Delinquent Roses - Nurture or Nature?
For years, I blamed myself and wondered, "Where did I go wrong?" That's what plant mothers do. It's not really fair, but we've been conditioned to believe that there is no such thing as a bad plant, thus, it must be our fault when it ends up looking like hell...or dies. It was a retired rosarian who debunked that myth for me. Some roses are just bummers. The flaws are in their genes and are just more or less a problem depending upon the climate, the gardener, or both.

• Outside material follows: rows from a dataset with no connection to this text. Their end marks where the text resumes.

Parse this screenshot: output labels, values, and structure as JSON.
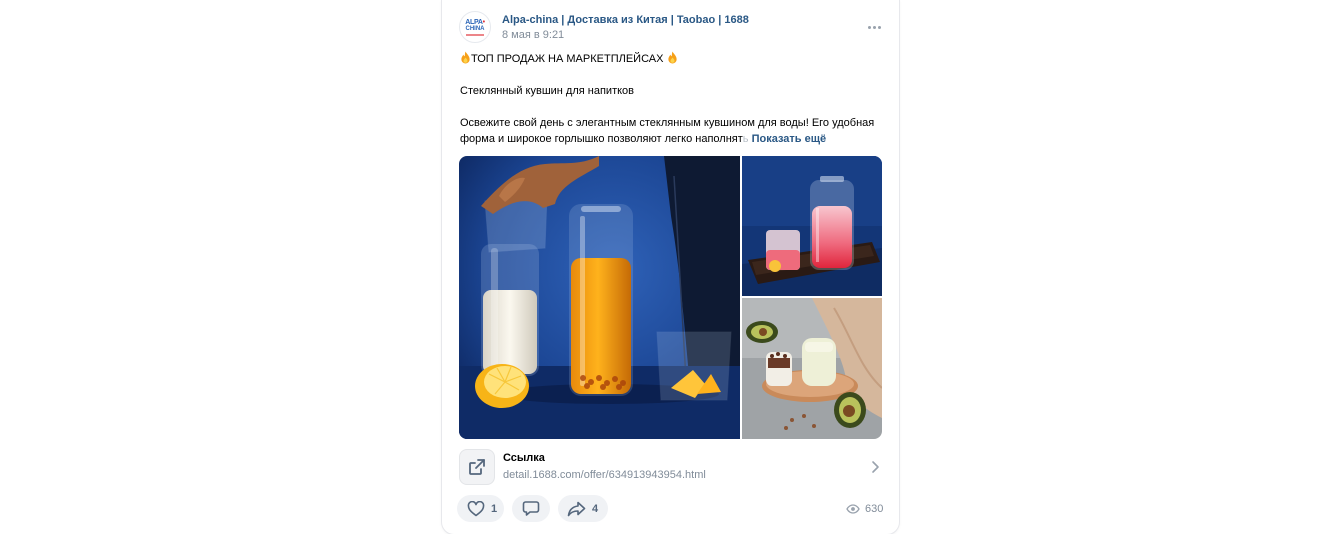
{
  "post": {
    "author": "Alpa-china | Доставка из Китая | Taobao | 1688",
    "date": "8 мая в 9:21",
    "avatar": {
      "line1": "ALPA",
      "line2": "CHINA"
    },
    "headline": "ТОП ПРОДАЖ НА МАРКЕТПЛЕЙСАХ",
    "product_title": "Стеклянный кувшин для напитков",
    "description_line1": "Освежите свой день с элегантным стеклянным кувшином для воды! Его удобная",
    "description_line2": "форма и широкое горлышко позволяют легко наполнят",
    "ellipsis": "ь",
    "show_more": "Показать ещё"
  },
  "attachment": {
    "title": "Ссылка",
    "url": "detail.1688.com/offer/634913943954.html"
  },
  "actions": {
    "likes": "1",
    "shares": "4",
    "views": "630"
  },
  "colors": {
    "link_blue": "#2a5885",
    "muted": "#818c99",
    "pill_bg": "#f0f2f5",
    "icon": "#55677d"
  },
  "icons": [
    "fire-icon",
    "more-icon",
    "external-link-icon",
    "chevron-right-icon",
    "heart-icon",
    "comment-icon",
    "share-icon",
    "eye-icon"
  ]
}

In my Pacific Northwest (zone 7b) garden, for example, I have the Warriner rose, Neon Lights, that was advertised to do well in zone 6b and warmer gardens, is very disease resistant, and blooms in flushes throughout the season. I bought it for it's bright neon pink blooms. In my garden this rose languishes. Ditto for Brilliant Pink Iceberg (photo left). On both, new leaves show blackspot and drop quickly. Repeat bloom is iffy, with a decent flush of flowers in June and late August, but only one or two blooms on the bush the rest of the time. The canes are weak and spindly and show sun scald. (heavy sigh) Moving them from full sun to part shade only added mildew to the litany of problems, so I moved them back to full sun. I've composted, fertilized, sprayed, dusted and watered diligently and these are still the ugliest plants in my garden. I couldn't bring myself to shovel prune the wretches because I thought...this year I'll figure out how to make these roses happy.
Well, no more. This year Neon gets the axe - and so does that Brilliant Pink Iceberg. Now that I know that nurture cannot always overcome nature, I can rid my garden of these delinquents without feeling like a black thumb gardener. I have my eye on a bright pink hybrid tea, Manou Meilland, to replace the Neon. The hybrid tea, Tournament of Roses, will look nice in the Iceberg spot.

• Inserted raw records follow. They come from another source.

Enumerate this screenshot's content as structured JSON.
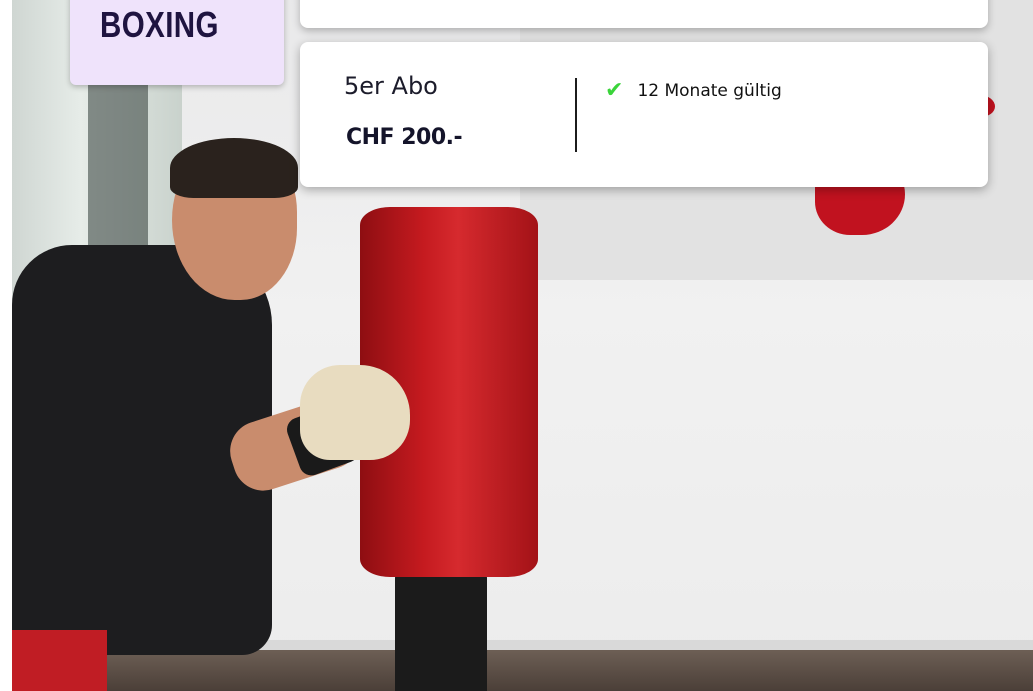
{
  "hero": {
    "title": "BOXING"
  },
  "pricing": {
    "plan_name": "5er Abo",
    "price": "CHF 200.-",
    "features": [
      {
        "icon": "check-icon",
        "label": "12 Monate gültig"
      }
    ]
  },
  "colors": {
    "title_card_bg": "#efe3fb",
    "title_text": "#1f1440",
    "check": "#3ad43a",
    "bag_red": "#c41a1f"
  }
}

Today, I think I'll get out the shovel and do a little pruning.